LONDON (Reuters) - British banks approved fewer home loans last month than they did in June, as tighter rules on mortgages lending introduced late in April took some of the heat out of the housing market, industry data showed on Tuesday.
The British Bankers' Association said its members approved 42,792 loans for house purchases in July, down from June's three-month high of 43,180 and below an average in the first three months of 2014 of just under 47,000.
Mortgage approvals are still about 12 percent higher than July last year, though the amount of net new mortgage lending in July - some 821 million pounds - was the lowest since January.

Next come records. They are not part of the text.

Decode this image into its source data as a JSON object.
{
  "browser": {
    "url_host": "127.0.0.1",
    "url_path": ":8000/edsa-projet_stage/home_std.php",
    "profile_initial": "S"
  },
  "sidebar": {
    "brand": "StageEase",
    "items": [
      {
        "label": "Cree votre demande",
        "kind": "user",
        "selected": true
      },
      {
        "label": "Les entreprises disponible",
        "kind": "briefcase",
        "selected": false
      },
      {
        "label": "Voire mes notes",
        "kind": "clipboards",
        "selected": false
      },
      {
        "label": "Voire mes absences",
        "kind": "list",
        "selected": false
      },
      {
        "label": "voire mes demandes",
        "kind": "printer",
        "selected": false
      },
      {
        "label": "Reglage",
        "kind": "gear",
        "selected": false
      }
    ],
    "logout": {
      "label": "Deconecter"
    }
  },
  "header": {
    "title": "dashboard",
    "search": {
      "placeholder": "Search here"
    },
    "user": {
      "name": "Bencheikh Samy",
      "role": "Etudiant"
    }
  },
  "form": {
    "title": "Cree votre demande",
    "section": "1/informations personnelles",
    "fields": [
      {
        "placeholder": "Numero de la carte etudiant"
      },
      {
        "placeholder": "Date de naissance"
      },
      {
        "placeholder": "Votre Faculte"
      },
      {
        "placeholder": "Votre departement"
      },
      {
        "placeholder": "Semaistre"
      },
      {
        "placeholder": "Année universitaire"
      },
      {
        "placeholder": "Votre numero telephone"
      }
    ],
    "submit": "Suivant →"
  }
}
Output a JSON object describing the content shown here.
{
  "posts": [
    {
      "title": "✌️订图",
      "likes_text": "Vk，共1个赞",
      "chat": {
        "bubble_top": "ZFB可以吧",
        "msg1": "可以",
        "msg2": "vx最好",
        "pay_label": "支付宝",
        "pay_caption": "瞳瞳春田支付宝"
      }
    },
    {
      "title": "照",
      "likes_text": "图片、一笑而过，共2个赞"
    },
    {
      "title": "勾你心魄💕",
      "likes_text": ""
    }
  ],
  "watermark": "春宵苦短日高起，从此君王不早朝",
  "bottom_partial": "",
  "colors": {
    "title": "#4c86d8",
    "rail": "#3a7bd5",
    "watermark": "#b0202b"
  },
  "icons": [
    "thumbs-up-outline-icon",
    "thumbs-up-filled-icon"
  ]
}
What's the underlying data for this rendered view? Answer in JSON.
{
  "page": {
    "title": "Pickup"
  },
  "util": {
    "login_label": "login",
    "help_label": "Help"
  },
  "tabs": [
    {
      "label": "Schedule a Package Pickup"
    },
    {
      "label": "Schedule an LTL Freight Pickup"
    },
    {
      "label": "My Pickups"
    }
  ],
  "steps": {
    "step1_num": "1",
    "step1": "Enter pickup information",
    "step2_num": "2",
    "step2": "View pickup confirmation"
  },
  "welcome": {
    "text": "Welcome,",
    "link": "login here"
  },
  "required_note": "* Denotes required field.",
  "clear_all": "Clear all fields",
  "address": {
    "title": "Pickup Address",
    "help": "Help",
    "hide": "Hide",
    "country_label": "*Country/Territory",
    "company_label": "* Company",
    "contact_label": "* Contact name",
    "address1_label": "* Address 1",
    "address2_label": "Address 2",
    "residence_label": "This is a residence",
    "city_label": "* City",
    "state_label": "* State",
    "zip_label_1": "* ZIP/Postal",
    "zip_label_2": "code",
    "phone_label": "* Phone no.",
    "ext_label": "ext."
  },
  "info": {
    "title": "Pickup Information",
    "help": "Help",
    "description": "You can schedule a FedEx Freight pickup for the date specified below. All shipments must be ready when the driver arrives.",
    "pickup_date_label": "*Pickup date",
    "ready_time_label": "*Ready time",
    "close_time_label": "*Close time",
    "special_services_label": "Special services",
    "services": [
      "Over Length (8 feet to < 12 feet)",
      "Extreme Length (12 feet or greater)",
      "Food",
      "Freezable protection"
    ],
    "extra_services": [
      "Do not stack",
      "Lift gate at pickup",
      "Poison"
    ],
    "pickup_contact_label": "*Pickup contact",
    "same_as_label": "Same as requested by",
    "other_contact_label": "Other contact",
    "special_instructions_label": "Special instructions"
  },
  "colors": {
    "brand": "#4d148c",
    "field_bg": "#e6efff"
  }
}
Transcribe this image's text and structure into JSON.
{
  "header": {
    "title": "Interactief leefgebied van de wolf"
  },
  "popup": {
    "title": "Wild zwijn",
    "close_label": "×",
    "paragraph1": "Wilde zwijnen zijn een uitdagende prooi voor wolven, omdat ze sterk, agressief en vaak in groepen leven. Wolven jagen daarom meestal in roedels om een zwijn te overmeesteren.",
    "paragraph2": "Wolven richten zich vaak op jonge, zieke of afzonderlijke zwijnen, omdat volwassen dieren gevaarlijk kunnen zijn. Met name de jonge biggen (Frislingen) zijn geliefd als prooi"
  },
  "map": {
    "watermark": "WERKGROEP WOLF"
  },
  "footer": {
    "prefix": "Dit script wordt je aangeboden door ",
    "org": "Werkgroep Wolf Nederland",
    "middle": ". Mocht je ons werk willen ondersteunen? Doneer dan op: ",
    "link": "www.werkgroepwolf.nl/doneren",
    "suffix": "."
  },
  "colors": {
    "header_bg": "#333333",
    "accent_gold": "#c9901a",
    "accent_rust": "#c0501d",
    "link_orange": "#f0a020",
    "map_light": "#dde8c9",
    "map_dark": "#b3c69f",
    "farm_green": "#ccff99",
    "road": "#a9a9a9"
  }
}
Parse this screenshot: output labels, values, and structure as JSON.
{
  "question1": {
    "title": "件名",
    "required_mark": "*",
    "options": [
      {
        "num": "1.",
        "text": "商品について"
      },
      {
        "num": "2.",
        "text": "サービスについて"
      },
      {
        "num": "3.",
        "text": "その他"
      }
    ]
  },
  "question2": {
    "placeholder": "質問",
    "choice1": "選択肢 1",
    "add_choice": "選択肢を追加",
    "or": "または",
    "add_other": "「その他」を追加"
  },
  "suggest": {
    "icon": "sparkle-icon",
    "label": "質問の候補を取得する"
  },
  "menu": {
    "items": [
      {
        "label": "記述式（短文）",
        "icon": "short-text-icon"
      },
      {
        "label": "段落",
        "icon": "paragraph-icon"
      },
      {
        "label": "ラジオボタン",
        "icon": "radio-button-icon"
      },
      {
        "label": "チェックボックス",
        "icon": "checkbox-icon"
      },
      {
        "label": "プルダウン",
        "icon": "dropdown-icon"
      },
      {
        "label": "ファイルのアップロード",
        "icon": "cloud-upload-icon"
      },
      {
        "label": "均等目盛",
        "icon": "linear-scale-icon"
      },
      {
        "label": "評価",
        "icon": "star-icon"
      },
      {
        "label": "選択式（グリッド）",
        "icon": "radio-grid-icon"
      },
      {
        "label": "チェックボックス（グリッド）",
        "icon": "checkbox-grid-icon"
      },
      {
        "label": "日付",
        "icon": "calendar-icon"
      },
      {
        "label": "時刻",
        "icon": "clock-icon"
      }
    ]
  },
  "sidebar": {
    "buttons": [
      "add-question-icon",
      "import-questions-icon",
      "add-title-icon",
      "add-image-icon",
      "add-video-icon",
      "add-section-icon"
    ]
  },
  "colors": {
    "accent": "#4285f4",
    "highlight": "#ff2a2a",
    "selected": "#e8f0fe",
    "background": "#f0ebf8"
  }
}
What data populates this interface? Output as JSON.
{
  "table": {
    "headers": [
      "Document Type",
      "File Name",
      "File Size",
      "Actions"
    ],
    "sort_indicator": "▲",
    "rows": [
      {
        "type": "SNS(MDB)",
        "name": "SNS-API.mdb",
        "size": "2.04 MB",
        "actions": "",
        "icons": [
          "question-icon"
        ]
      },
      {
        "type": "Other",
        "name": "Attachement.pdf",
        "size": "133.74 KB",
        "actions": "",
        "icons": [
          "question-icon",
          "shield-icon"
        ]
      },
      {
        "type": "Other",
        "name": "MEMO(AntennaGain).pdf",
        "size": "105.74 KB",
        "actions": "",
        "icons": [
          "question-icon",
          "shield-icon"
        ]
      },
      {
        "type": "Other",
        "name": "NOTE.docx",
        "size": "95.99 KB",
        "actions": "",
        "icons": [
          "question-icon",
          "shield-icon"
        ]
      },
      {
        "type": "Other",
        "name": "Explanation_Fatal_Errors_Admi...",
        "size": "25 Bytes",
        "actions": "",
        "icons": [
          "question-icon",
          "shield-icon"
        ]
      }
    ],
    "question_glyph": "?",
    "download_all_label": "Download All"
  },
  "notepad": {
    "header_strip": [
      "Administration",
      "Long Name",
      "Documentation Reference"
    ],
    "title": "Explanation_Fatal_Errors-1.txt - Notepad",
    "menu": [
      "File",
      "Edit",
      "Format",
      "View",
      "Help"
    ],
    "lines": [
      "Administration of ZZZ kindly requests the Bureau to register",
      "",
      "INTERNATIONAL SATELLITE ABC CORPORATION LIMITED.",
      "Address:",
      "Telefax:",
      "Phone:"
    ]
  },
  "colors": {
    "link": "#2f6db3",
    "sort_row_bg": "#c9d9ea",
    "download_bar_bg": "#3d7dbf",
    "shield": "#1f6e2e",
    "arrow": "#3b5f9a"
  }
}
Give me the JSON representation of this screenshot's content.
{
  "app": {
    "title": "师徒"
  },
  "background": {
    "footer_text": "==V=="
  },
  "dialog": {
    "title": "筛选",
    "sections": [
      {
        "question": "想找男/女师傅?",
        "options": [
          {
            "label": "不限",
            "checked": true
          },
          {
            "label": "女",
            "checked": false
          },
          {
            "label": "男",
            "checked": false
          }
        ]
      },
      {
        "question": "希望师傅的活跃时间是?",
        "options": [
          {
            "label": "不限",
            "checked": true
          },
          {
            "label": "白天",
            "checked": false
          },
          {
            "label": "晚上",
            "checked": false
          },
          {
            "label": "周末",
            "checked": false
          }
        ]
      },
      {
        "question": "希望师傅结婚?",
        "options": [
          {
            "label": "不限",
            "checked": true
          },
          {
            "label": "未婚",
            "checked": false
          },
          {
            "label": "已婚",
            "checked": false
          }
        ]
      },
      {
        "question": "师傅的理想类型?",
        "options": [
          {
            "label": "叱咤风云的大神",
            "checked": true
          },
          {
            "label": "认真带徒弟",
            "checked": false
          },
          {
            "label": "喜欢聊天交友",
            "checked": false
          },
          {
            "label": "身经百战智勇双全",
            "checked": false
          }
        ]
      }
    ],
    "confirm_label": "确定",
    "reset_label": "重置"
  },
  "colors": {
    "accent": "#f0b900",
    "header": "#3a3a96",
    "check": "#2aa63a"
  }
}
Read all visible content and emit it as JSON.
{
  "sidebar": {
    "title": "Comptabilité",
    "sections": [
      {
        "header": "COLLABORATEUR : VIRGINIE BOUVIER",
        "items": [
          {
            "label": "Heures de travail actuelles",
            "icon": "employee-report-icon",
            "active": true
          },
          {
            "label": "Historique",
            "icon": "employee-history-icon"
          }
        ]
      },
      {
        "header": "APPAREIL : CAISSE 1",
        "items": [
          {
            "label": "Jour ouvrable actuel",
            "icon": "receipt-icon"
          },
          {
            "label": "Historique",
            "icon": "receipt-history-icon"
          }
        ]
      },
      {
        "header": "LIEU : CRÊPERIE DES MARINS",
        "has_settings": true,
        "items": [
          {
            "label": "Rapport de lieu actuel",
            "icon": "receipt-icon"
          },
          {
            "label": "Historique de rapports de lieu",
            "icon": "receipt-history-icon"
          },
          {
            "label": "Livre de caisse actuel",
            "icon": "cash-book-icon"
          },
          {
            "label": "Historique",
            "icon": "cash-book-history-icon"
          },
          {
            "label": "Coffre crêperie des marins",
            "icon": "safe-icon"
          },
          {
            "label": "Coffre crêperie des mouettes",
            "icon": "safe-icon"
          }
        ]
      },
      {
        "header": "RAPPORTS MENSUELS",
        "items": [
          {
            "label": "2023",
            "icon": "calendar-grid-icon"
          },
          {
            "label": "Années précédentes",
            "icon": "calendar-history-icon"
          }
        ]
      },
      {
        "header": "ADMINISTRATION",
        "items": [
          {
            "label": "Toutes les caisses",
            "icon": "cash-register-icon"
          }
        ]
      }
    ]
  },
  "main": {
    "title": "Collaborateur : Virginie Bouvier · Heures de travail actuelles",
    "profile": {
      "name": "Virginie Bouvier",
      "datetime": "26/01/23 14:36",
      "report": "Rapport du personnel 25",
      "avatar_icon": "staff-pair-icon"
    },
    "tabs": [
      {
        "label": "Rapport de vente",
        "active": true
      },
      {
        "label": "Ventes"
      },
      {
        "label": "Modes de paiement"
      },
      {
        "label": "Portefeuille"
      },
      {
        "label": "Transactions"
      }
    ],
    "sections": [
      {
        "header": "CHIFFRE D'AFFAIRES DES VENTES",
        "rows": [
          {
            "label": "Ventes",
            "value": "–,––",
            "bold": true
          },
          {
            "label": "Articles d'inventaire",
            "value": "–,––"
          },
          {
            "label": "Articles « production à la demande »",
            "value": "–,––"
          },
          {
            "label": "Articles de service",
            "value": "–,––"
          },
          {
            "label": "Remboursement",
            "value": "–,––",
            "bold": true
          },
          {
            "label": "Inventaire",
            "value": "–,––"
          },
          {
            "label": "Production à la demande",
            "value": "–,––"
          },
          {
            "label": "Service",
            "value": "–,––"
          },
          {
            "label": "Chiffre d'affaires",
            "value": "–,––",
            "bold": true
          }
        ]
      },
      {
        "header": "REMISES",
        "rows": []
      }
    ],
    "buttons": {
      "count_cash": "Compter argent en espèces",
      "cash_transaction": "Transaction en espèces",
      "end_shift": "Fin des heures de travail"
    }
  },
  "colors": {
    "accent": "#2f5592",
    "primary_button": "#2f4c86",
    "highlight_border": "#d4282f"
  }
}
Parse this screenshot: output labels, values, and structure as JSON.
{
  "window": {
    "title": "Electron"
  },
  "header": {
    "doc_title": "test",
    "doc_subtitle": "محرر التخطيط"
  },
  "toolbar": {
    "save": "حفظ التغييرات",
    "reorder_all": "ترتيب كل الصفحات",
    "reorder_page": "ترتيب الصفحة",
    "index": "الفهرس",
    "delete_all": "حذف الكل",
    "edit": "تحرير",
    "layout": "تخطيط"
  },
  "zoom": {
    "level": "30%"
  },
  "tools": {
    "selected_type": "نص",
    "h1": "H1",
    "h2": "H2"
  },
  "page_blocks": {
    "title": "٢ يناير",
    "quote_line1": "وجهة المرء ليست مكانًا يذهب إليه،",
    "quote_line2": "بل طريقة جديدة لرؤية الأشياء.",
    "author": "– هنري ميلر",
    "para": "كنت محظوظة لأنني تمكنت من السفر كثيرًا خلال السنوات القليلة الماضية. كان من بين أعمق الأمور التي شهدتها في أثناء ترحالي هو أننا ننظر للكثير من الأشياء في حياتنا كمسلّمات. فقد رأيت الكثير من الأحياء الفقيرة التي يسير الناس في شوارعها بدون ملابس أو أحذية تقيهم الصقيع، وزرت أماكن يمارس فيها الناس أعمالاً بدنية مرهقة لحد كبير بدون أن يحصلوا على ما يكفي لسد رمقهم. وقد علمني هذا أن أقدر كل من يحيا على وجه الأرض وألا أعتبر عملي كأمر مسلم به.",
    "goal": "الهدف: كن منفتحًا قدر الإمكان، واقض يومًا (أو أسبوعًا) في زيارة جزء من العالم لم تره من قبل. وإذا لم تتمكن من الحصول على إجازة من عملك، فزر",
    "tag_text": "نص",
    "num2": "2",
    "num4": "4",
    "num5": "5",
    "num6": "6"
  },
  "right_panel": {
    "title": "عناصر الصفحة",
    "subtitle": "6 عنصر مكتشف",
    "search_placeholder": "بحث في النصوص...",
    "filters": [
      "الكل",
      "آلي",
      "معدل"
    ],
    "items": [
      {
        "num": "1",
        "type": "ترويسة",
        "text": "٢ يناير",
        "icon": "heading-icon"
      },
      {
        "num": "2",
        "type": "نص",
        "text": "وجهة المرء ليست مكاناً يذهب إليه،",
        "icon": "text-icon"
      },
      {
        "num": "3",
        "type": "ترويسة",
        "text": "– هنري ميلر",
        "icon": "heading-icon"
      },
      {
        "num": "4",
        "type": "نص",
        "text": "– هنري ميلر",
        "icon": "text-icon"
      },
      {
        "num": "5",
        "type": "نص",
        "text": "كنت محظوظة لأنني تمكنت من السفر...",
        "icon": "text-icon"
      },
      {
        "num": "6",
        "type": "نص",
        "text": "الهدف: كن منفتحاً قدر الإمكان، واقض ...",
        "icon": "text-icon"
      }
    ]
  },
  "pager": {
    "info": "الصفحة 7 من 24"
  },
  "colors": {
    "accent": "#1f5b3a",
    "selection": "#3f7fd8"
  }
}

Britain's Financial Conduct Authority required lenders to introduce tighter affordability checks on mortgages in late April, and the Bank of England imposed further restrictions on how much most Britons can borrow in June.
"Mortgage approval processes have now settled after the introduction of the Mortgage Market Review, to a typical level of around 40,000 mortgages approved a month for house purchase," the BBA said in a statement.
The BBA data does not include mortgages approved by building societies, a major part of the market. Bank of England data for all British mortgage lending in July is due on Sept. 1.
(Reporting by David Milliken; Editing by Louise Ireland)